And while we're on an Inquisitivition, wasn't there a party out there in BC called the Rhinocerous party? (or some other pachyderm of poor eyesight but of frightening appearance). The reason for the question is, if they're still up, are they then up to something out there? From my ever-disintegrating memory, I recall their positions, while demonstrating a firm grasp on the ribald and the ridiculous, always lent an air of the unregistered insane to the general politic. Or have they too gone the grey suit way and been absorbed into the minor key masses?

Just adding something to this political pot, as your invite was so graciously open.

Whisky Prajer said...

Ah, my beloved Rhinocerous Party! (Named in honour of Ionesco's delightful play, if I'm not mistaken.) They are no more. Brian Mulroney's Conservatives were earnest about their political energies - much too earnest to indulge the informed antics of the Rhinos - and changed the Official Parties Act to insist that a political party could only be official if it had a member running in at least 50 of the country's ridings (a privilege that has to be paid for with $1000 cold, hard cash - per riding). Now, it might be somewhat unfair of me to impugn Mulroney and company with the extinction of the Rhinos; more likely they were hoping this would nip the budding threat of Reform, spreading so virulently in the West. The strategy backfired, with the unfortunate effect of extinguishing all traces of humour from the political scene.

Unless, of course, you have it in you to snicker at the absurdities of the BQ. Built on a fantasy that would put the Magic Kingdom to shame, it seems they still haven't managed to lure someone with any facility for simple math to figure out just how fiscally feasible their proposed castle in the sky might be. Thankfully, not one of their voters or pundits has taken them to task on this, so their circus continues to entertain an ever-growing crowd of slack-jawed citizens who been done wrong.
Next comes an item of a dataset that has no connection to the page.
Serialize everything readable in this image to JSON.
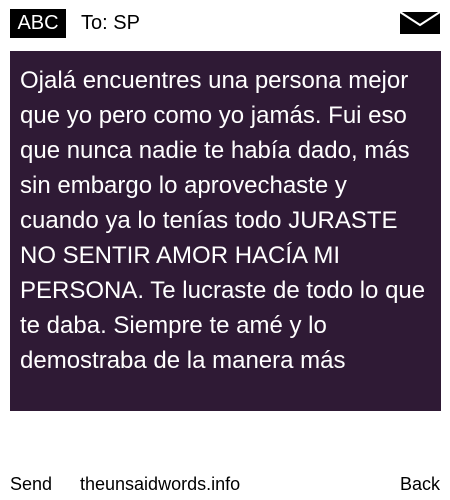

The show must go on.

DarkoV said...

Consider yourself quite the lucky guy, WP, as there is at least some remnant of humour (and therefore intelligence?) up North in the political wars. Down here, no joking, just serious takedowns of political freedoms, pushed along by the three-headed Cheney-Rove-Bush munster. Plus, you have Newfoundland!

F.C. Bearded said...
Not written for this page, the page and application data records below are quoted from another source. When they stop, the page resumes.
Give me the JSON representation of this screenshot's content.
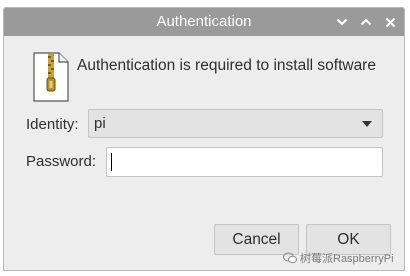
{
  "window": {
    "title": "Authentication",
    "controls": {
      "minimize_icon": "chevron-down-icon",
      "maximize_icon": "chevron-up-icon",
      "close_icon": "close-icon"
    }
  },
  "dialog": {
    "icon": "zip-archive-icon",
    "message": "Authentication is required to install software",
    "identity": {
      "label": "Identity:",
      "selected_value": "pi"
    },
    "password": {
      "label": "Password:",
      "value": ""
    }
  },
  "buttons": {
    "cancel_label": "Cancel",
    "ok_label": "OK"
  },
  "watermark": {
    "text": "树莓派RaspberryPi"
  },
  "colors": {
    "titlebar": "#9a9a9a",
    "window_background": "#ededed",
    "button_background": "#e3e3e3",
    "field_border": "#c4c4c4",
    "text": "#2e2e2e"
  }
}
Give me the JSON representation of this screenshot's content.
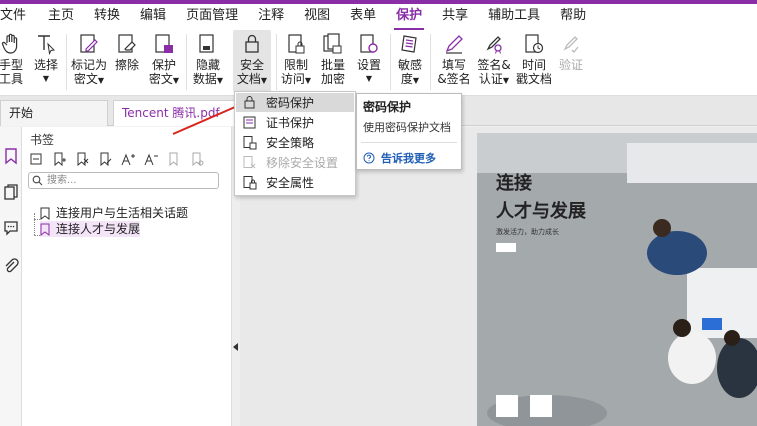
{
  "menu": [
    "文件",
    "主页",
    "转换",
    "编辑",
    "页面管理",
    "注释",
    "视图",
    "表单",
    "保护",
    "共享",
    "辅助工具",
    "帮助"
  ],
  "menu_active": "保护",
  "ribbon": {
    "hand": [
      "手型",
      "工具"
    ],
    "select": [
      "选择"
    ],
    "mark_redact": [
      "标记为",
      "密文"
    ],
    "erase": [
      "擦除"
    ],
    "protect_redact": [
      "保护",
      "密文"
    ],
    "hide_data": [
      "隐藏",
      "数据"
    ],
    "secure_doc": [
      "安全",
      "文档"
    ],
    "restrict": [
      "限制",
      "访问"
    ],
    "batch_encrypt": [
      "批量",
      "加密"
    ],
    "settings": [
      "设置"
    ],
    "sensitivity": [
      "敏感",
      "度"
    ],
    "fill_sign": [
      "填写",
      "&签名"
    ],
    "sign_cert": [
      "签名&",
      "认证"
    ],
    "timestamp": [
      "时间",
      "戳文档"
    ],
    "verify": [
      "验证"
    ]
  },
  "tabs": {
    "start": "开始",
    "doc": "Tencent 腾讯.pdf *"
  },
  "bookmarks": {
    "title": "书签",
    "search_placeholder": "搜索...",
    "items": [
      "连接用户与生活相关话题",
      "连接人才与发展"
    ]
  },
  "dropdown": {
    "items": [
      "密码保护",
      "证书保护",
      "安全策略",
      "移除安全设置",
      "安全属性"
    ]
  },
  "tooltip": {
    "title": "密码保护",
    "desc": "使用密码保护文档",
    "link": "告诉我更多"
  },
  "page": {
    "title1": "连接",
    "title2": "人才与发展",
    "sub": "激发活力，助力成长"
  }
}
You could say whatever you want, label it "Canadian Political Punditry", and we'd lap it up and believe every word.

I do work with a couple of Canadian ex-pats: I read your posts, I can go blather politics at them and confound them with my superior knowledge. Makes a change from BushBashing and Immigration Woeing.
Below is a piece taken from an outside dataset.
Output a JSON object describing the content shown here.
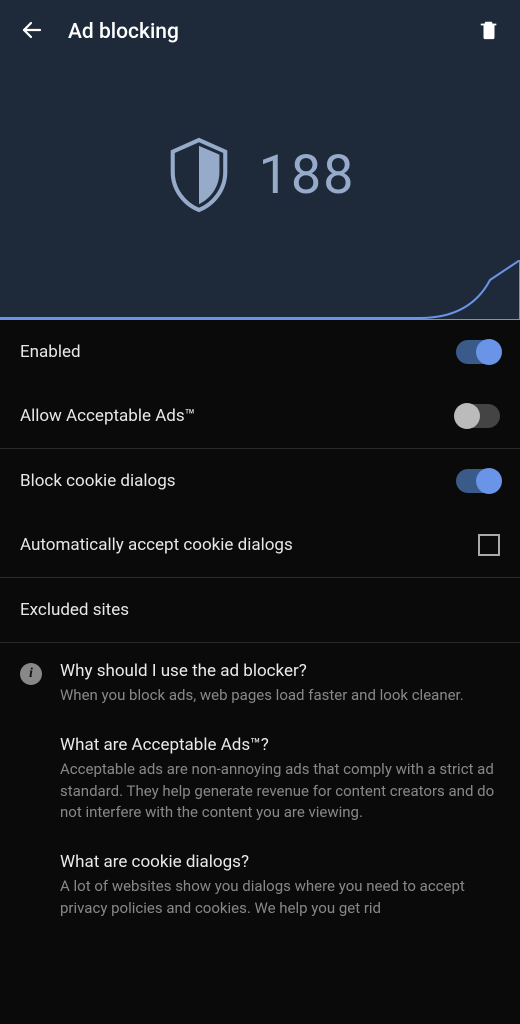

Whisky Prajer said...

"Superior knowledge" - ha! Doesn't take much, does it? Actually, I see you link to Colby Cosh, who devotes considerably more thought and passion to these matters than I do. My knee jerks in a different direction than his does, but of all the pundits, he speaks the most persuasively. Fess up, Bearded - methinks it more likely you impress my Canuckle-head brethren with Cosh-speak.

Scott said...

Hey WP,

I'd love to banter Canadian politics with you but you keep expressing my own thoughts so smoothly, there's not much rock to get a toe-hold. :)

I'm glumly resigning myself to a Conservative minority (or a Liberal one, for that matter). The pattern of federal moneyhoarding and perks-for-patrons will continue, of course, but the Conservatives will also claim a moral victory that will give me the creeps.

I'm surprised the Liberals aren't playing up the fact that Canada's economy is so robust under their rule of late but I assume they're just protecting themselves from a later fall as the stretched-thin American economy looks set to drag us down with it.

Oh, and that other party? Once again, you're also bang-on about Jack Layton's deficiencies as a counterbalance. I'll probably vote for him but, again, glumly. I think this is why most people don't like talking politics -- lots of heat but little light.

Whisky Prajer said...

"Lots of heat, little light" - nice job of summing things up, Scott!